Data listing:
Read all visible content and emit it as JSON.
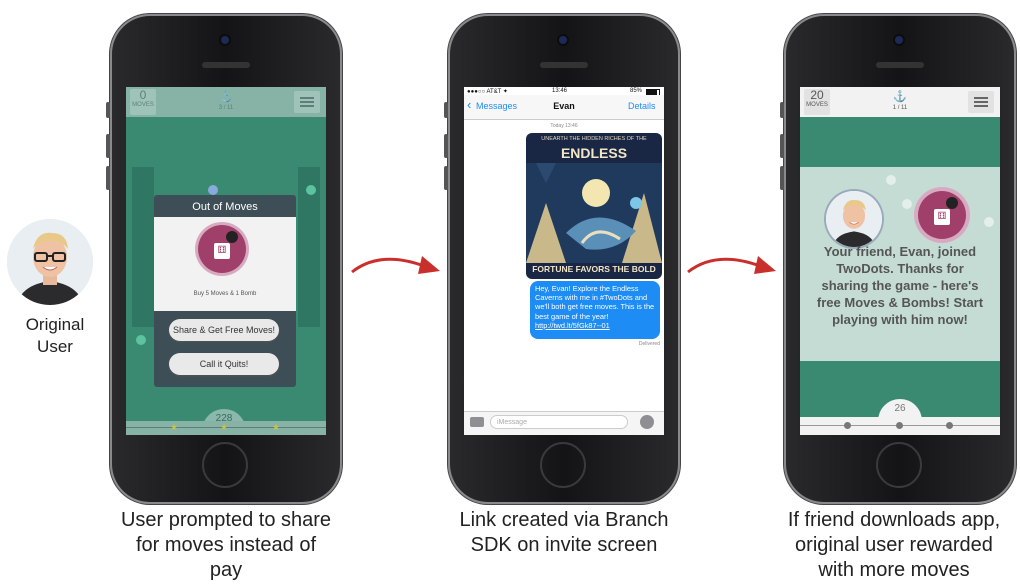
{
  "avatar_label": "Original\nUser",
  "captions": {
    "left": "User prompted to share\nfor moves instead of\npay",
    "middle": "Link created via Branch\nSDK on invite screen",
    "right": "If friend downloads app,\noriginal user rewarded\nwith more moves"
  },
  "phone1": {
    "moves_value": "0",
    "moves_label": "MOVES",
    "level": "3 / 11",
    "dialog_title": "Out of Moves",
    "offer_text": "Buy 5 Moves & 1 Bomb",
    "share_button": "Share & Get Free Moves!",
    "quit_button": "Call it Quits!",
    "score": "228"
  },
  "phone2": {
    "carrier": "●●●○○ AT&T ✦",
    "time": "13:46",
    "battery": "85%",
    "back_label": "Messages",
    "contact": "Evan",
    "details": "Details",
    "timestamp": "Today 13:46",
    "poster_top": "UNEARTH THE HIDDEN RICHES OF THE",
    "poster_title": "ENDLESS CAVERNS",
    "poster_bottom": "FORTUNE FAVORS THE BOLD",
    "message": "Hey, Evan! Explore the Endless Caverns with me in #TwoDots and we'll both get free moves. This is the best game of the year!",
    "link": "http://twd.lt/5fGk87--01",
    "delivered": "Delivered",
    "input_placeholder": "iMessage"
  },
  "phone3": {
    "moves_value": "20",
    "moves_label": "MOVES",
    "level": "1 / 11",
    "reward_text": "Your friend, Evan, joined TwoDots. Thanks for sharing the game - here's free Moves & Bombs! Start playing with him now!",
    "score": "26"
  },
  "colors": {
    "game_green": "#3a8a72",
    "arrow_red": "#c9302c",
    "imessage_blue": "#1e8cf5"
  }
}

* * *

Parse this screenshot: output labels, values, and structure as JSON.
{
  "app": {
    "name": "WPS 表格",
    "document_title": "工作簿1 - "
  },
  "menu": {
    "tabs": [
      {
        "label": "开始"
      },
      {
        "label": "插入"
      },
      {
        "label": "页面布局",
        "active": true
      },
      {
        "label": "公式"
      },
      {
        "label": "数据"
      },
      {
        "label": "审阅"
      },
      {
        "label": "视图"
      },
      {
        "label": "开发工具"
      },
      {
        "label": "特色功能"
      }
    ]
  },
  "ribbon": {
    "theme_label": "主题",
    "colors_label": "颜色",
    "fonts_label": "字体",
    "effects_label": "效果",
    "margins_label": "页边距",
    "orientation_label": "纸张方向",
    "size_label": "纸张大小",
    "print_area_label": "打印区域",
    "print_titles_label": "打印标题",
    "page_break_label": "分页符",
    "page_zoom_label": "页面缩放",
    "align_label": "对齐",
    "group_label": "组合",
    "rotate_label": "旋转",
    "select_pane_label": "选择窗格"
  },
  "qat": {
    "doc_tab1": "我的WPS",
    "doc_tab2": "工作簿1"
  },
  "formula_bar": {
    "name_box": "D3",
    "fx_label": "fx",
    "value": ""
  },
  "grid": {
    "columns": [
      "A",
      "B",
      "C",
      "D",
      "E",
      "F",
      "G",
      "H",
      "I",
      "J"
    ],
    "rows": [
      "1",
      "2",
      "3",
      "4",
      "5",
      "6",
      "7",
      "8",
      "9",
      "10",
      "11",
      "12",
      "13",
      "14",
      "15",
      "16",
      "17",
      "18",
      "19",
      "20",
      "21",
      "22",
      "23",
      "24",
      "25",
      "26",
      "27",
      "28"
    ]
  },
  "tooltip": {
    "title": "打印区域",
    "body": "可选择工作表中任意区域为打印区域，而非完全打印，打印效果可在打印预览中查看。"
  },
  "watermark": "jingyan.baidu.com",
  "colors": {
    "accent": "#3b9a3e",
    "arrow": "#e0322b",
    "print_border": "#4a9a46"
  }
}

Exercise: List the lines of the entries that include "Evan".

Finished exercise:
    "contact": "Evan",
    "message": "Hey, Evan! Explore the Endless Caverns with me in #TwoDots and we'll both get free moves. This is the best game of the year!",
    "reward_text": "Your friend, Evan, joined TwoDots. Thanks for sharing the game - here's free Moves & Bombs! Start playing with him now!",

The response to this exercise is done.